━━ SUPPLIED RECORDS

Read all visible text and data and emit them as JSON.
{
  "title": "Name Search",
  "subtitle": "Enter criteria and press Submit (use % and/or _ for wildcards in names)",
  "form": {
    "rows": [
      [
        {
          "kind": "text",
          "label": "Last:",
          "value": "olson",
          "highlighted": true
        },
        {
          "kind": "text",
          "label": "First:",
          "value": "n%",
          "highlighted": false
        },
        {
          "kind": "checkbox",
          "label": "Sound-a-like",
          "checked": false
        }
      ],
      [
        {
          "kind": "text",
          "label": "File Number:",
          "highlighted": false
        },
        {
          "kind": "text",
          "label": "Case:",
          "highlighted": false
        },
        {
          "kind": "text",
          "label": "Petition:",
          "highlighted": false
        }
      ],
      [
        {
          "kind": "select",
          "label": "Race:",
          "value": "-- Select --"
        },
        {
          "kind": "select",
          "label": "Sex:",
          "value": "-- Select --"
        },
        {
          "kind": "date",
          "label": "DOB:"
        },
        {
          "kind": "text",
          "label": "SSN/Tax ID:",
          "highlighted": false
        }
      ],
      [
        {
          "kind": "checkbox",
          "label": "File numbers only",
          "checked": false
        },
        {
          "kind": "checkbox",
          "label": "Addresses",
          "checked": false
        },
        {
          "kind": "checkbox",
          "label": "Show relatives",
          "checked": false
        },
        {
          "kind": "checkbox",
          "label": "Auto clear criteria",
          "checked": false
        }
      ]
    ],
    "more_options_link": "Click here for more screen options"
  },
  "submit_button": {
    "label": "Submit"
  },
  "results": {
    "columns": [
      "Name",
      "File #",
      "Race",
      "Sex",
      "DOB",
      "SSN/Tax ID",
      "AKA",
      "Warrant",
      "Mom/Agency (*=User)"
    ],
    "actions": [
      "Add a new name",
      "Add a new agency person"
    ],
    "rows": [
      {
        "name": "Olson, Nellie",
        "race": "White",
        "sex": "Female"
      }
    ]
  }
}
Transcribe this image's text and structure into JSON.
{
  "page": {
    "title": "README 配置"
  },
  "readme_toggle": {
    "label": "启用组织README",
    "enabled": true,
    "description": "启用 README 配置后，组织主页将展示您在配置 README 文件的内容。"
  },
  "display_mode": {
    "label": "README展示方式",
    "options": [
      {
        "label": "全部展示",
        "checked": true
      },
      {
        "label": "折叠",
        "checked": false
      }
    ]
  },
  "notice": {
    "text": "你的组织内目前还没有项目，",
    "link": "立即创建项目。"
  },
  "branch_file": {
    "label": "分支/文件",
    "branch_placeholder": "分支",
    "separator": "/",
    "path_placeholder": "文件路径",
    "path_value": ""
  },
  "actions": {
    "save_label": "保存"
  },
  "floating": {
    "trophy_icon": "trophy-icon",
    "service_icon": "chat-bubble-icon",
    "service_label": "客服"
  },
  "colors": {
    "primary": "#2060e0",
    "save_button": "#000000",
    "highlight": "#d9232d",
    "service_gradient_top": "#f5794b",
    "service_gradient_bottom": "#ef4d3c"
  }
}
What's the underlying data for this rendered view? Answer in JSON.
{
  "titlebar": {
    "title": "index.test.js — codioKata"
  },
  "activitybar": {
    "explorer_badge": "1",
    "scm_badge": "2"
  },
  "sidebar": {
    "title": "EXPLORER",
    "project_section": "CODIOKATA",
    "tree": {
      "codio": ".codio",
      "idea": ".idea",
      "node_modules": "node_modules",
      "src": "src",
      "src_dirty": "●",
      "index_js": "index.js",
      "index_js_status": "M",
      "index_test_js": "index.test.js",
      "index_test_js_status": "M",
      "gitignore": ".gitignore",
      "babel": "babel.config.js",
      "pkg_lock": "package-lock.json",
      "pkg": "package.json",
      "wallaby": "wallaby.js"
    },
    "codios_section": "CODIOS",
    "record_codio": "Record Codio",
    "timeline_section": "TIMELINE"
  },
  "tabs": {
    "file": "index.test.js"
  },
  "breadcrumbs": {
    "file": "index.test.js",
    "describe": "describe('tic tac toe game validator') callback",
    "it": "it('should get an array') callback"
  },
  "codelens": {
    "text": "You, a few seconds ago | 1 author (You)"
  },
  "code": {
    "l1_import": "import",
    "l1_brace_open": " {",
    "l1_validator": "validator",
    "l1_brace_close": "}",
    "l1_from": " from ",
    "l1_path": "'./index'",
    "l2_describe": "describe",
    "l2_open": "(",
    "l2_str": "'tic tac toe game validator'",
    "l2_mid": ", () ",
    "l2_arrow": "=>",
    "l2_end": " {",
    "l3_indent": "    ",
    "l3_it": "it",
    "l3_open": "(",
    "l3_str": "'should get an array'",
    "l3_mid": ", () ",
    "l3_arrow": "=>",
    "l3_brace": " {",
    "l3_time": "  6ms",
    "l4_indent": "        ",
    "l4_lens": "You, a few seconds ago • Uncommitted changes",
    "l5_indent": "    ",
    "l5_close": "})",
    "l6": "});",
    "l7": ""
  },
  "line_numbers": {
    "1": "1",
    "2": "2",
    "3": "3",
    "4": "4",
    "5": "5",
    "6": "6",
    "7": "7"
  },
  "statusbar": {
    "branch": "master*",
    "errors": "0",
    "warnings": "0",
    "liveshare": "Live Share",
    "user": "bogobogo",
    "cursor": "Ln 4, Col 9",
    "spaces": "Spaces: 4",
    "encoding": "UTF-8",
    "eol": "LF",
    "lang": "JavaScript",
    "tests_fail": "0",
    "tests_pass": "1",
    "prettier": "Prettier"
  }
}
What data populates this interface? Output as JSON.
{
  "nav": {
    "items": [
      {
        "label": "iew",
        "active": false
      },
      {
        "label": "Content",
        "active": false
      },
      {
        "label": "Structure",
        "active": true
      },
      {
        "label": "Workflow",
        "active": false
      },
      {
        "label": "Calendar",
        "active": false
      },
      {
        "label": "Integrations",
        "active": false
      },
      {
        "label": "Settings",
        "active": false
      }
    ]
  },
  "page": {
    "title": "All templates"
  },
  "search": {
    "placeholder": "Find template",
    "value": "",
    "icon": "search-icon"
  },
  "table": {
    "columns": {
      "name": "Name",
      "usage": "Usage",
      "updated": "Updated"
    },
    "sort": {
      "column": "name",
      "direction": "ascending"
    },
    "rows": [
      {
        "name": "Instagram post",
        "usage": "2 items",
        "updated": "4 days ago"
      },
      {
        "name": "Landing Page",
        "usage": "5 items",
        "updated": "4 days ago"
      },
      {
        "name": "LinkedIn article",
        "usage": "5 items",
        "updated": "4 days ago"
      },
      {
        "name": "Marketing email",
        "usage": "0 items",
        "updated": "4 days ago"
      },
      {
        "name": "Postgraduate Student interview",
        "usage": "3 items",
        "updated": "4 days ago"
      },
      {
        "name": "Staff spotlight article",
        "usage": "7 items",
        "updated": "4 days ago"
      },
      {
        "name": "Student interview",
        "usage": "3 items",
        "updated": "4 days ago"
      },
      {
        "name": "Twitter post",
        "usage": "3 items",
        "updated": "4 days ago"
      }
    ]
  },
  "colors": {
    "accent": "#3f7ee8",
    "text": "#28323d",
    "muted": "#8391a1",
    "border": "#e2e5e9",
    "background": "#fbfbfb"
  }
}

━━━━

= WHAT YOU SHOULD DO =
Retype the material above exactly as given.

= EXERCISE RESULT =
Read all visible text and data and emit them as JSON.
{
  "title": "Name Search",
  "subtitle": "Enter criteria and press Submit (use % and/or _ for wildcards in names)",
  "form": {
    "rows": [
      [
        {
          "kind": "text",
          "label": "Last:",
          "value": "olson",
          "highlighted": true
        },
        {
          "kind": "text",
          "label": "First:",
          "value": "n%",
          "highlighted": false
        },
        {
          "kind": "checkbox",
          "label": "Sound-a-like",
          "checked": false
        }
      ],
      [
        {
          "kind": "text",
          "label": "File Number:",
          "highlighted": false
        },
        {
          "kind": "text",
          "label": "Case:",
          "highlighted": false
        },
        {
          "kind": "text",
          "label": "Petition:",
          "highlighted": false
        }
      ],
      [
        {
          "kind": "select",
          "label": "Race:",
          "value": "-- Select --"
        },
        {
          "kind": "select",
          "label": "Sex:",
          "value": "-- Select --"
        },
        {
          "kind": "date",
          "label": "DOB:"
        },
        {
          "kind": "text",
          "label": "SSN/Tax ID:",
          "highlighted": false
        }
      ],
      [
        {
          "kind": "checkbox",
          "label": "File numbers only",
          "checked": false
        },
        {
          "kind": "checkbox",
          "label": "Addresses",
          "checked": false
        },
        {
          "kind": "checkbox",
          "label": "Show relatives",
          "checked": false
        },
        {
          "kind": "checkbox",
          "label": "Auto clear criteria",
          "checked": false
        }
      ]
    ],
    "more_options_link": "Click here for more screen options"
  },
  "submit_button": {
    "label": "Submit"
  },
  "results": {
    "columns": [
      "Name",
      "File #",
      "Race",
      "Sex",
      "DOB",
      "SSN/Tax ID",
      "AKA",
      "Warrant",
      "Mom/Agency (*=User)"
    ],
    "actions": [
      "Add a new name",
      "Add a new agency person"
    ],
    "rows": [
      {
        "name": "Olson, Nellie",
        "race": "White",
        "sex": "Female"
      }
    ]
  }
}
Transcribe this image's text and structure into JSON.
{
  "page": {
    "title": "README 配置"
  },
  "readme_toggle": {
    "label": "启用组织README",
    "enabled": true,
    "description": "启用 README 配置后，组织主页将展示您在配置 README 文件的内容。"
  },
  "display_mode": {
    "label": "README展示方式",
    "options": [
      {
        "label": "全部展示",
        "checked": true
      },
      {
        "label": "折叠",
        "checked": false
      }
    ]
  },
  "notice": {
    "text": "你的组织内目前还没有项目，",
    "link": "立即创建项目。"
  },
  "branch_file": {
    "label": "分支/文件",
    "branch_placeholder": "分支",
    "separator": "/",
    "path_placeholder": "文件路径",
    "path_value": ""
  },
  "actions": {
    "save_label": "保存"
  },
  "floating": {
    "trophy_icon": "trophy-icon",
    "service_icon": "chat-bubble-icon",
    "service_label": "客服"
  },
  "colors": {
    "primary": "#2060e0",
    "save_button": "#000000",
    "highlight": "#d9232d",
    "service_gradient_top": "#f5794b",
    "service_gradient_bottom": "#ef4d3c"
  }
}
What's the underlying data for this rendered view? Answer in JSON.
{
  "titlebar": {
    "title": "index.test.js — codioKata"
  },
  "activitybar": {
    "explorer_badge": "1",
    "scm_badge": "2"
  },
  "sidebar": {
    "title": "EXPLORER",
    "project_section": "CODIOKATA",
    "tree": {
      "codio": ".codio",
      "idea": ".idea",
      "node_modules": "node_modules",
      "src": "src",
      "src_dirty": "●",
      "index_js": "index.js",
      "index_js_status": "M",
      "index_test_js": "index.test.js",
      "index_test_js_status": "M",
      "gitignore": ".gitignore",
      "babel": "babel.config.js",
      "pkg_lock": "package-lock.json",
      "pkg": "package.json",
      "wallaby": "wallaby.js"
    },
    "codios_section": "CODIOS",
    "record_codio": "Record Codio",
    "timeline_section": "TIMELINE"
  },
  "tabs": {
    "file": "index.test.js"
  },
  "breadcrumbs": {
    "file": "index.test.js",
    "describe": "describe('tic tac toe game validator') callback",
    "it": "it('should get an array') callback"
  },
  "codelens": {
    "text": "You, a few seconds ago | 1 author (You)"
  },
  "code": {
    "l1_import": "import",
    "l1_brace_open": " {",
    "l1_validator": "validator",
    "l1_brace_close": "}",
    "l1_from": " from ",
    "l1_path": "'./index'",
    "l2_describe": "describe",
    "l2_open": "(",
    "l2_str": "'tic tac toe game validator'",
    "l2_mid": ", () ",
    "l2_arrow": "=>",
    "l2_end": " {",
    "l3_indent": "    ",
    "l3_it": "it",
    "l3_open": "(",
    "l3_str": "'should get an array'",
    "l3_mid": ", () ",
    "l3_arrow": "=>",
    "l3_brace": " {",
    "l3_time": "  6ms",
    "l4_indent": "        ",
    "l4_lens": "You, a few seconds ago • Uncommitted changes",
    "l5_indent": "    ",
    "l5_close": "})",
    "l6": "});",
    "l7": ""
  },
  "line_numbers": {
    "1": "1",
    "2": "2",
    "3": "3",
    "4": "4",
    "5": "5",
    "6": "6",
    "7": "7"
  },
  "statusbar": {
    "branch": "master*",
    "errors": "0",
    "warnings": "0",
    "liveshare": "Live Share",
    "user": "bogobogo",
    "cursor": "Ln 4, Col 9",
    "spaces": "Spaces: 4",
    "encoding": "UTF-8",
    "eol": "LF",
    "lang": "JavaScript",
    "tests_fail": "0",
    "tests_pass": "1",
    "prettier": "Prettier"
  }
}
What data populates this interface? Output as JSON.
{
  "nav": {
    "items": [
      {
        "label": "iew",
        "active": false
      },
      {
        "label": "Content",
        "active": false
      },
      {
        "label": "Structure",
        "active": true
      },
      {
        "label": "Workflow",
        "active": false
      },
      {
        "label": "Calendar",
        "active": false
      },
      {
        "label": "Integrations",
        "active": false
      },
      {
        "label": "Settings",
        "active": false
      }
    ]
  },
  "page": {
    "title": "All templates"
  },
  "search": {
    "placeholder": "Find template",
    "value": "",
    "icon": "search-icon"
  },
  "table": {
    "columns": {
      "name": "Name",
      "usage": "Usage",
      "updated": "Updated"
    },
    "sort": {
      "column": "name",
      "direction": "ascending"
    },
    "rows": [
      {
        "name": "Instagram post",
        "usage": "2 items",
        "updated": "4 days ago"
      },
      {
        "name": "Landing Page",
        "usage": "5 items",
        "updated": "4 days ago"
      },
      {
        "name": "LinkedIn article",
        "usage": "5 items",
        "updated": "4 days ago"
      },
      {
        "name": "Marketing email",
        "usage": "0 items",
        "updated": "4 days ago"
      },
      {
        "name": "Postgraduate Student interview",
        "usage": "3 items",
        "updated": "4 days ago"
      },
      {
        "name": "Staff spotlight article",
        "usage": "7 items",
        "updated": "4 days ago"
      },
      {
        "name": "Student interview",
        "usage": "3 items",
        "updated": "4 days ago"
      },
      {
        "name": "Twitter post",
        "usage": "3 items",
        "updated": "4 days ago"
      }
    ]
  },
  "colors": {
    "accent": "#3f7ee8",
    "text": "#28323d",
    "muted": "#8391a1",
    "border": "#e2e5e9",
    "background": "#fbfbfb"
  }
}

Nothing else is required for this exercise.